## Extracted data
☆ ☆ ☆ ☆ ☆
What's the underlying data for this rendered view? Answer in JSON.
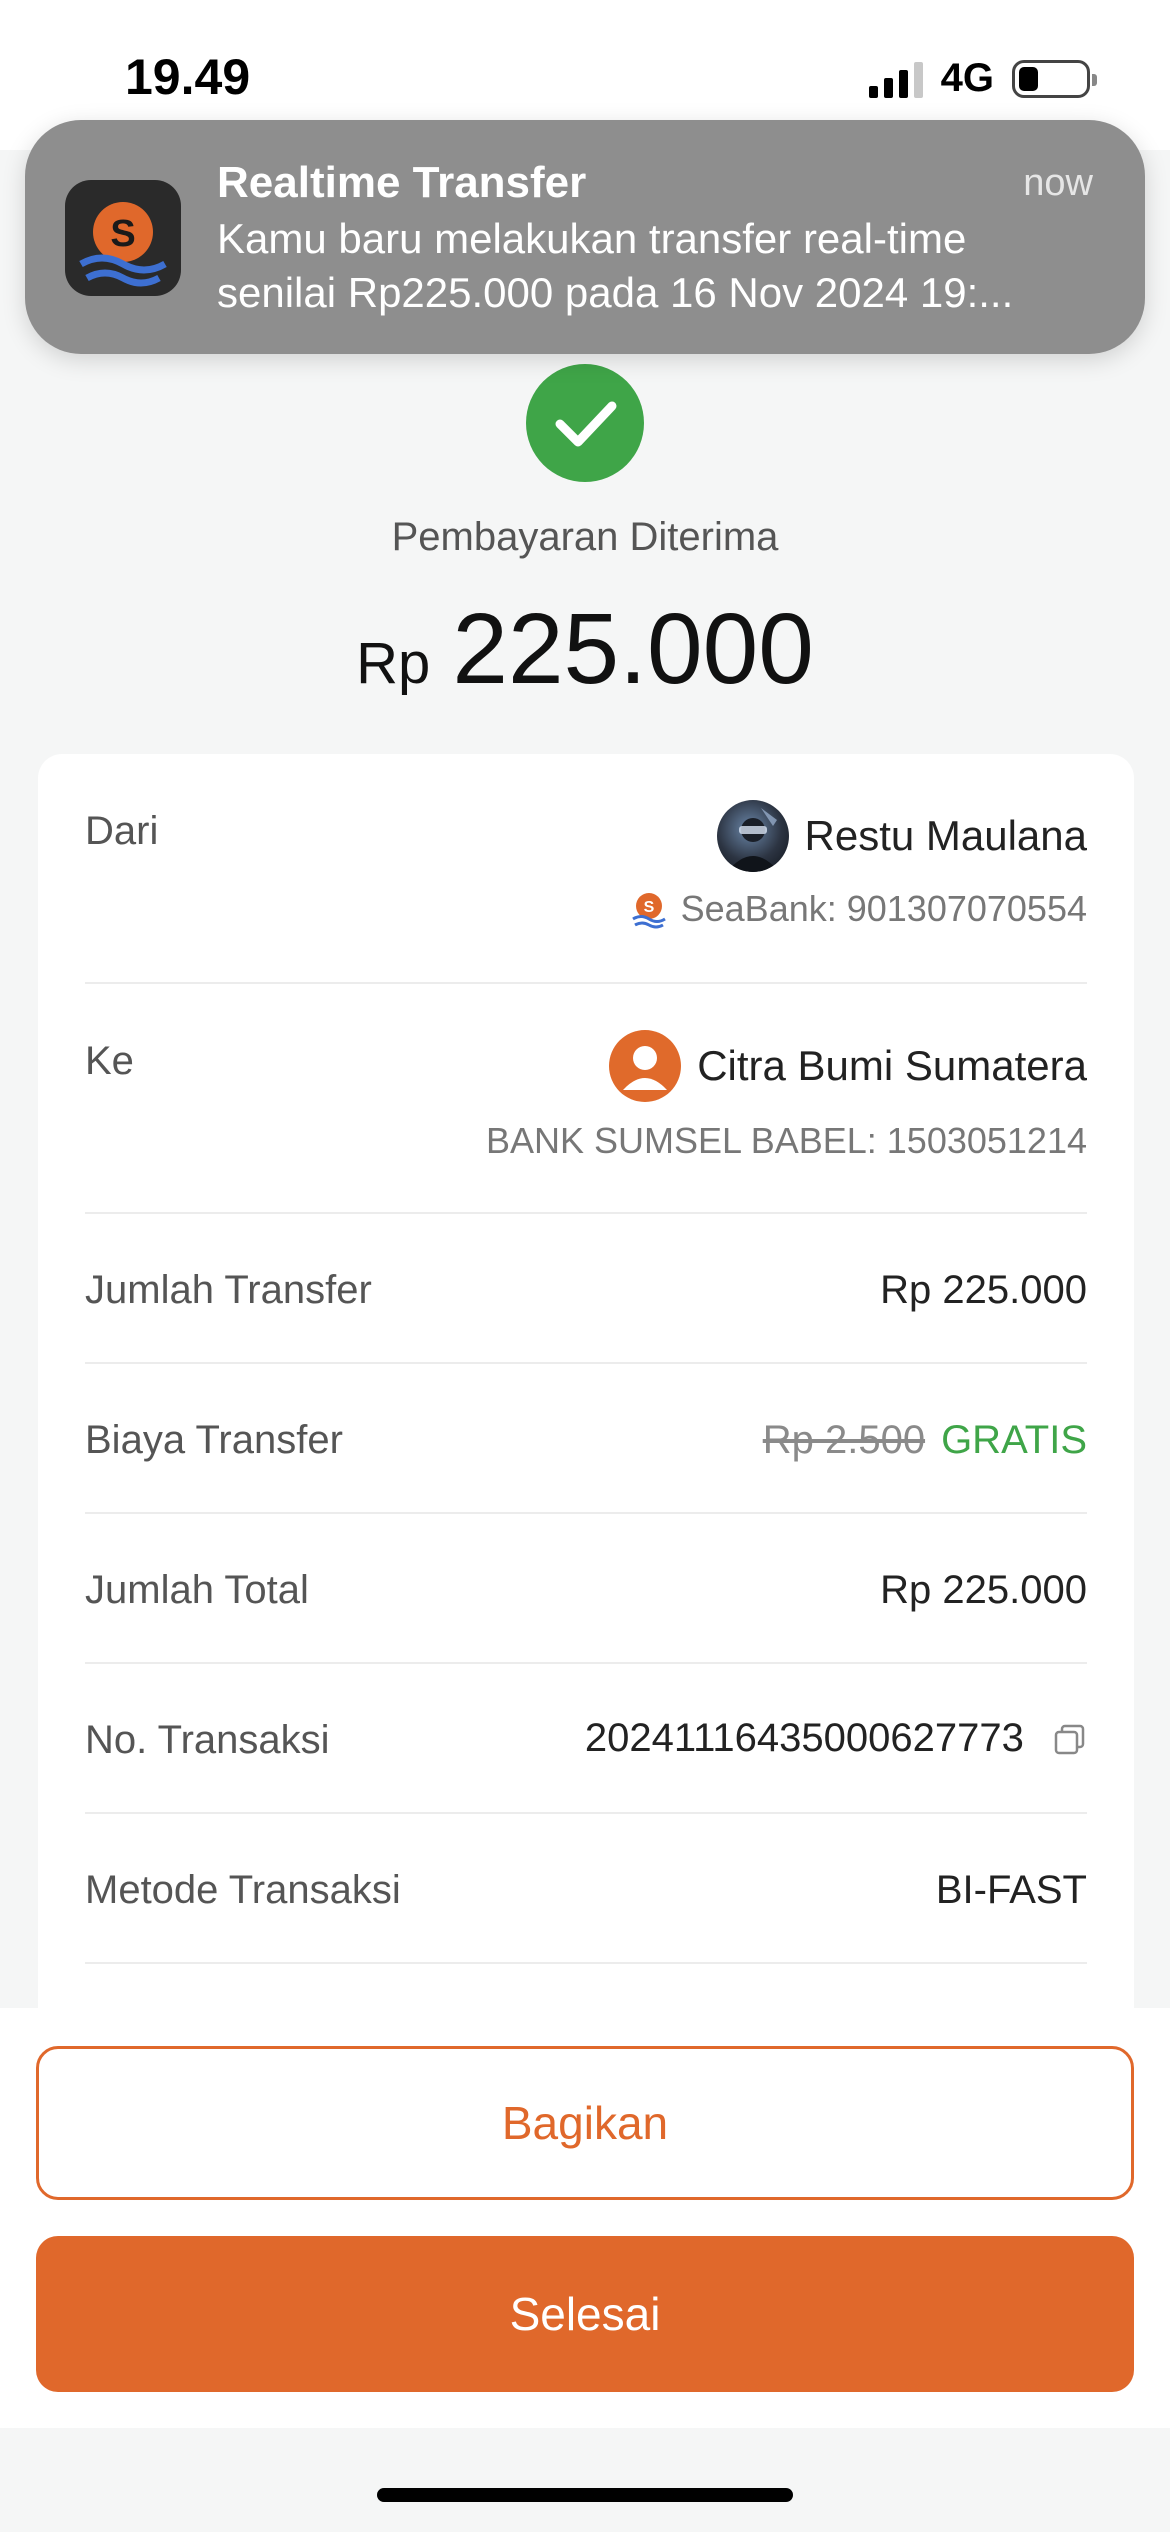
{
  "status_bar": {
    "time": "19.49",
    "network": "4G",
    "battery_level": 0.3
  },
  "notification": {
    "app_icon": "seabank-logo-icon",
    "title": "Realtime Transfer",
    "time": "now",
    "body_line1": "Kamu baru melakukan transfer real-time",
    "body_line2": "senilai Rp225.000 pada 16 Nov 2024 19:..."
  },
  "header": {
    "status_icon": "checkmark-icon",
    "status_label": "Pembayaran Diterima",
    "currency": "Rp",
    "amount": "225.000"
  },
  "details": {
    "from": {
      "label": "Dari",
      "name": "Restu Maulana",
      "account": "SeaBank: 901307070554",
      "avatar": "profile-photo"
    },
    "to": {
      "label": "Ke",
      "name": "Citra Bumi Sumatera",
      "account": "BANK SUMSEL BABEL: 1503051214",
      "avatar": "default-user-icon"
    },
    "transfer_amount": {
      "label": "Jumlah Transfer",
      "value": "Rp 225.000"
    },
    "transfer_fee": {
      "label": "Biaya Transfer",
      "original": "Rp 2.500",
      "value": "GRATIS"
    },
    "total_amount": {
      "label": "Jumlah Total",
      "value": "Rp 225.000"
    },
    "transaction_no": {
      "label": "No. Transaksi",
      "value": "20241116435000627773"
    },
    "method": {
      "label": "Metode Transaksi",
      "value": "BI-FAST"
    }
  },
  "actions": {
    "share_label": "Bagikan",
    "done_label": "Selesai"
  },
  "colors": {
    "accent": "#e0682b",
    "success": "#3fa548",
    "background": "#f5f6f6"
  }
}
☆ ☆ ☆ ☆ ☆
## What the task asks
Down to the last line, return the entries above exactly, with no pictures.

## Answer
What's the underlying data for this rendered view? Answer in JSON.
{
  "status_bar": {
    "time": "19.49",
    "network": "4G",
    "battery_level": 0.3
  },
  "notification": {
    "app_icon": "seabank-logo-icon",
    "title": "Realtime Transfer",
    "time": "now",
    "body_line1": "Kamu baru melakukan transfer real-time",
    "body_line2": "senilai Rp225.000 pada 16 Nov 2024 19:..."
  },
  "header": {
    "status_icon": "checkmark-icon",
    "status_label": "Pembayaran Diterima",
    "currency": "Rp",
    "amount": "225.000"
  },
  "details": {
    "from": {
      "label": "Dari",
      "name": "Restu Maulana",
      "account": "SeaBank: 901307070554",
      "avatar": "profile-photo"
    },
    "to": {
      "label": "Ke",
      "name": "Citra Bumi Sumatera",
      "account": "BANK SUMSEL BABEL: 1503051214",
      "avatar": "default-user-icon"
    },
    "transfer_amount": {
      "label": "Jumlah Transfer",
      "value": "Rp 225.000"
    },
    "transfer_fee": {
      "label": "Biaya Transfer",
      "original": "Rp 2.500",
      "value": "GRATIS"
    },
    "total_amount": {
      "label": "Jumlah Total",
      "value": "Rp 225.000"
    },
    "transaction_no": {
      "label": "No. Transaksi",
      "value": "20241116435000627773"
    },
    "method": {
      "label": "Metode Transaksi",
      "value": "BI-FAST"
    }
  },
  "actions": {
    "share_label": "Bagikan",
    "done_label": "Selesai"
  },
  "colors": {
    "accent": "#e0682b",
    "success": "#3fa548",
    "background": "#f5f6f6"
  }
}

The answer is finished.